‘If I were to step out of my body and observe myself, I would describe myself as someone chaotic, constantly struggling to be in control,’ says Archana Phadke, an alumnus of the Berlinale Talent Campus and a National Award winner. For her, films have always been her way of dealing with boredom with the self and finding a connection with the world that surrounds her. Consequently, filmmaking has become for her, a way of escaping therapy. Her short film, Uski Baarish  was screened at various international film festivals including Toronto International Film Festival. Since then, she has co-edited various critically acclaimed films and documentaries such as Placebo and Raghu Rai, An Unframed Portrait.
She loves the work of Michael Haneke in this regard and his film, The Seventh Continent, is one of her favourite films of all time. ‘His films have always had remarkable compositional rigour and technique, but what mesmerises me most about his work is the spectacular yet seamless transferals from mundanity to horror,’ she says.
Archana’s film, About Love, premiered at the Sheffield Doc Fest 2019, where it won the New Talent Award and has also won the Best film award at the Indian film festival of Stuttgart 2019. The film deals with three generations of the Phadke family who live together in their ancestral home in downtown Mumbai. ‘About Love is my debut feature documentary as a director and it is a film about my family. I think for most filmmakers, their first films are about subjects that are closest to them. For me it was my home and my family,’ she tells me.
With her brother’s wedding coming up, and her own misgivings towards marriage, the filmmaker turns the camera inwards towards her family. Rooted in the ebb and flow of ‘unspectacular time’, the personal becomes political as power structures within the family first become visible, and eventually, unravel. Cruel and comic in equal measure, the film vignettes the vagaries of affection across generations within this family tied together by something stranger than love.
Since Archana has always been very interested in observing small ecosystems and understanding the dynamics that sustain them, with About Love she decided to view her family home and its inhabitants, both as a filmmaker, and as an essential member of this ecosystem. ‘What was fascinating for me was, that, the most banal moments I have witnessed all my life transformed into experiences that gave me a deeper understanding of both the people I was observing, and the life that emerged from them,’ she says.
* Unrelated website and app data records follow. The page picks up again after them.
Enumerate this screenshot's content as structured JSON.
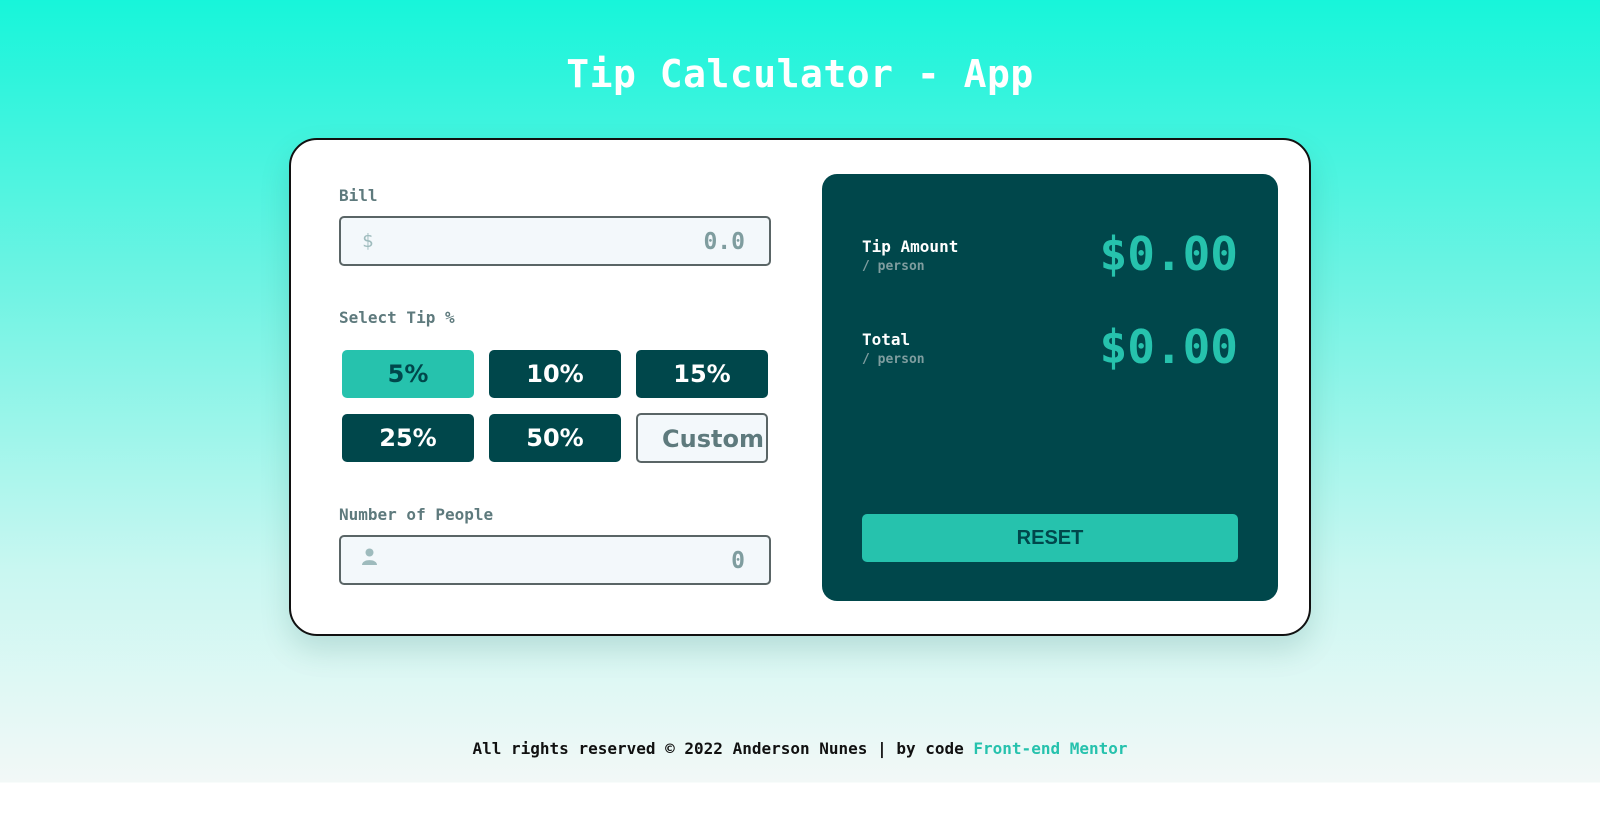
{
  "header": {
    "title": "Tip Calculator - App"
  },
  "bill": {
    "label": "Bill",
    "icon": "dollar-icon",
    "currency_symbol": "$",
    "value": "0.0"
  },
  "tip": {
    "label": "Select Tip %",
    "options": [
      {
        "label": "5%",
        "active": true
      },
      {
        "label": "10%",
        "active": false
      },
      {
        "label": "15%",
        "active": false
      },
      {
        "label": "25%",
        "active": false
      },
      {
        "label": "50%",
        "active": false
      }
    ],
    "custom_placeholder": "Custom"
  },
  "people": {
    "label": "Number of People",
    "icon": "person-icon",
    "value": "0"
  },
  "results": {
    "tip_title": "Tip Amount",
    "tip_sub": "/ person",
    "tip_value": "$0.00",
    "total_title": "Total",
    "total_sub": "/ person",
    "total_value": "$0.00",
    "reset_label": "RESET"
  },
  "footer": {
    "text": "All rights reserved © 2022 Anderson Nunes | by code ",
    "link": "Front-end Mentor"
  },
  "colors": {
    "dark_cyan": "#00474b",
    "strong_cyan": "#26c2ad",
    "grayish_cyan": "#7f9d9f",
    "light_bg": "#f3f8fb"
  }
}
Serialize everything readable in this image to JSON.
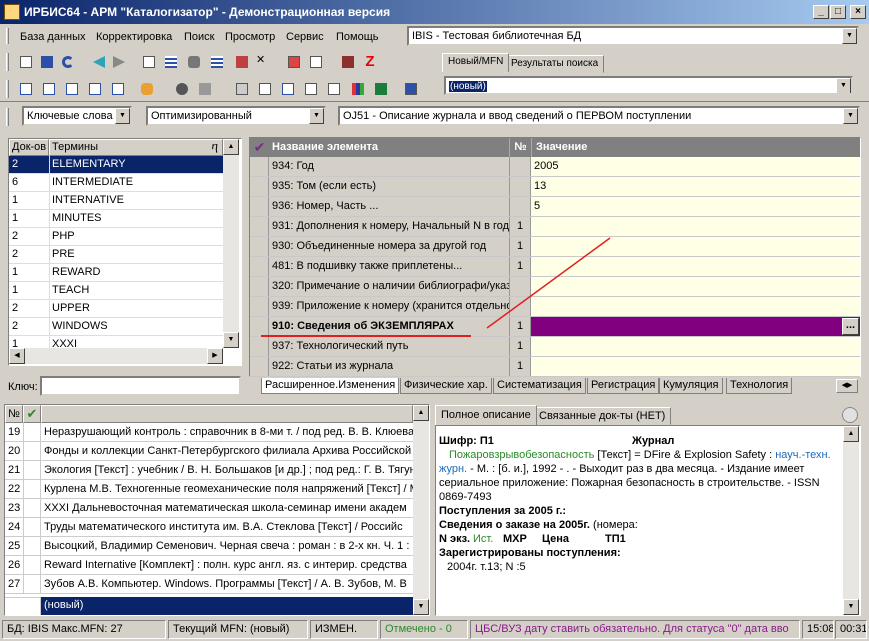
{
  "window": {
    "title": "ИРБИС64 - АРМ \"Каталогизатор\" - Демонстрационная версия"
  },
  "menu": [
    "База данных",
    "Корректировка",
    "Поиск",
    "Просмотр",
    "Сервис",
    "Помощь"
  ],
  "db_combo": "IBIS - Тестовая библиотечная БД",
  "top_tabs": [
    "Новый/MFN",
    "Результаты поиска"
  ],
  "record_combo": "(новый)",
  "search_mode": "Ключевые слова",
  "opt_mode": "Оптимизированный",
  "worksheet": "OJ51 - Описание журнала и ввод сведений о ПЕРВОМ поступлении",
  "terms": {
    "col_docs": "Док-ов",
    "col_terms": "Термины",
    "rows": [
      {
        "n": "2",
        "t": "ELEMENTARY"
      },
      {
        "n": "6",
        "t": "INTERMEDIATE"
      },
      {
        "n": "1",
        "t": "INTERNATIVE"
      },
      {
        "n": "1",
        "t": "MINUTES"
      },
      {
        "n": "2",
        "t": "PHP"
      },
      {
        "n": "2",
        "t": "PRE"
      },
      {
        "n": "1",
        "t": "REWARD"
      },
      {
        "n": "1",
        "t": "TEACH"
      },
      {
        "n": "2",
        "t": "UPPER"
      },
      {
        "n": "2",
        "t": "WINDOWS"
      },
      {
        "n": "1",
        "t": "XXXI"
      }
    ],
    "key_label": "Ключ:"
  },
  "fields": {
    "col_name": "Название элемента",
    "col_num": "№",
    "col_value": "Значение",
    "rows": [
      {
        "name": "934: Год",
        "num": "",
        "value": "2005"
      },
      {
        "name": "935: Том (если есть)",
        "num": "",
        "value": "13"
      },
      {
        "name": "936: Номер, Часть ...",
        "num": "",
        "value": "5"
      },
      {
        "name": "931: Дополнения к номеру, Начальный N в годі",
        "num": "1",
        "value": ""
      },
      {
        "name": "930: Объединенные номера за другой год",
        "num": "1",
        "value": ""
      },
      {
        "name": "481: В подшивку также приплетены...",
        "num": "1",
        "value": ""
      },
      {
        "name": "320: Примечание о наличии библиографи/указ",
        "num": "",
        "value": ""
      },
      {
        "name": "939: Приложение к номеру (хранится отдельно",
        "num": "",
        "value": ""
      },
      {
        "name": "910: Сведения  об ЭКЗЕМПЛЯРАХ",
        "num": "1",
        "value": ""
      },
      {
        "name": "937: Технологический путь",
        "num": "1",
        "value": ""
      },
      {
        "name": "922: Статьи из журнала",
        "num": "1",
        "value": ""
      }
    ]
  },
  "field_tabs": [
    "Расширенное.Изменения",
    "Физические хар.",
    "Систематизация",
    "Регистрация",
    "Кумуляция",
    "Технология"
  ],
  "results": {
    "rows": [
      {
        "n": "19",
        "t": "Неразрушающий контроль : справочник в 8-ми т. / под ред. В. В. Клюева"
      },
      {
        "n": "20",
        "t": "Фонды и коллекции Санкт-Петербургского филиала Архива Российской"
      },
      {
        "n": "21",
        "t": "Экология [Текст] : учебник / В. Н. Большаков [и др.] ; под ред.: Г. В. Тягун"
      },
      {
        "n": "22",
        "t": "Курлена М.В. Техногенные геомеханические поля напряжений [Текст] / М"
      },
      {
        "n": "23",
        "t": "XXXI Дальневосточная математическая школа-семинар имени академ"
      },
      {
        "n": "24",
        "t": "Труды математического института им. В.А. Стеклова [Текст] / Российс"
      },
      {
        "n": "25",
        "t": "Высоцкий, Владимир Семенович. Черная свеча : роман : в 2-х кн. Ч. 1 : Г"
      },
      {
        "n": "26",
        "t": "Reward Internative [Комплект] : полн. курс англ. яз. с интерир. средства"
      },
      {
        "n": "27",
        "t": "Зубов А.В. Компьютер. Windows. Программы [Текст] / А. В. Зубов, М. В"
      }
    ],
    "new_label": "(новый)",
    "col_no": "№"
  },
  "desc_tabs": [
    "Полное описание",
    "Связанные док-ты (НЕТ)"
  ],
  "desc": {
    "shifr": "Шифр: П1",
    "kind": "Журнал",
    "p1_green": "Пожаровзрывобезопасность",
    "p1_black": " [Текст] = DFire & Explosion Safety : ",
    "p1_link": "науч.-техн. журн.",
    "p1_rest": " - М. : [б. и.], 1992 -     . - Выходит раз в два месяца. - Издание имеет сериальное приложение: Пожарная безопасность в строительстве. - ISSN 0869-7493",
    "post": "Поступления за 2005 г.:",
    "order": "Сведения о заказе на 2005г.",
    "order_tail": " (номера:",
    "cols_a": "N экз.",
    "cols_b": "Ист.",
    "cols_c": "МХР",
    "cols_d": "Цена",
    "cols_e": "ТП1",
    "reg": "Зарегистрированы поступления:",
    "reg_line": "2004г. т.13; N :5"
  },
  "status": {
    "db": "БД: IBIS Макс.MFN: 27",
    "mfn": "Текущий MFN: (новый)",
    "changed": "ИЗМЕН.",
    "marked": "Отмечено - 0",
    "msg": "ЦБС/ВУЗ дату ставить обязательно. Для статуса \"0\" дата вво",
    "time1": "15:08",
    "time2": "00:31"
  },
  "colors": {
    "title_start": "#0a246a",
    "title_end": "#a6caf0",
    "select": "#0a246a",
    "purple": "#800080",
    "cream": "#ffffe6",
    "green": "#2a8a2a",
    "link": "#1e6ab8"
  }
}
The film was shot completely on a handy-cam and its intimate format gave her close access to familiar, yet absurd spaces, to create a very ordinary but poignant story of a middle-class family.
The process of filmmaking was of course replete with various challenges for Archana. One of them was adopting a dual role – that of a family member and a filmmaker and in doing so, maintaining a very sensitive balance between the two roles. ‘But the biggest challenge’, she tells me, ‘was to let go of my own notions and ideas and become a receiver. It was only then that I could react to the characters and situations in an objective and dignified way while retaining the personal spirit of the film.’ Nevertheless, the movie has been screened a couple of times already and has aroused a positive response. ‘I am very glad to see that even though the story is very local, set in the heart of Bombay, its universal themes are able to move people. It’s rather special to be able to connect with people from outside and have conversations about family, love, death, friendships, marriage and gender roles at a very human level, which was exactly what I had intended,’ says Archana.
About Love is set to screen in Korea, Mumbai and New York in the coming months. Meanwhile the filmmaker has suggested that her next venture would possibly be a fiction film, set in Mumbai, that observes communities that have lived an entire lifetime together, confronted by losing their homes.
This article was initially published in our October 2019 issue.
Text Nidhi Verma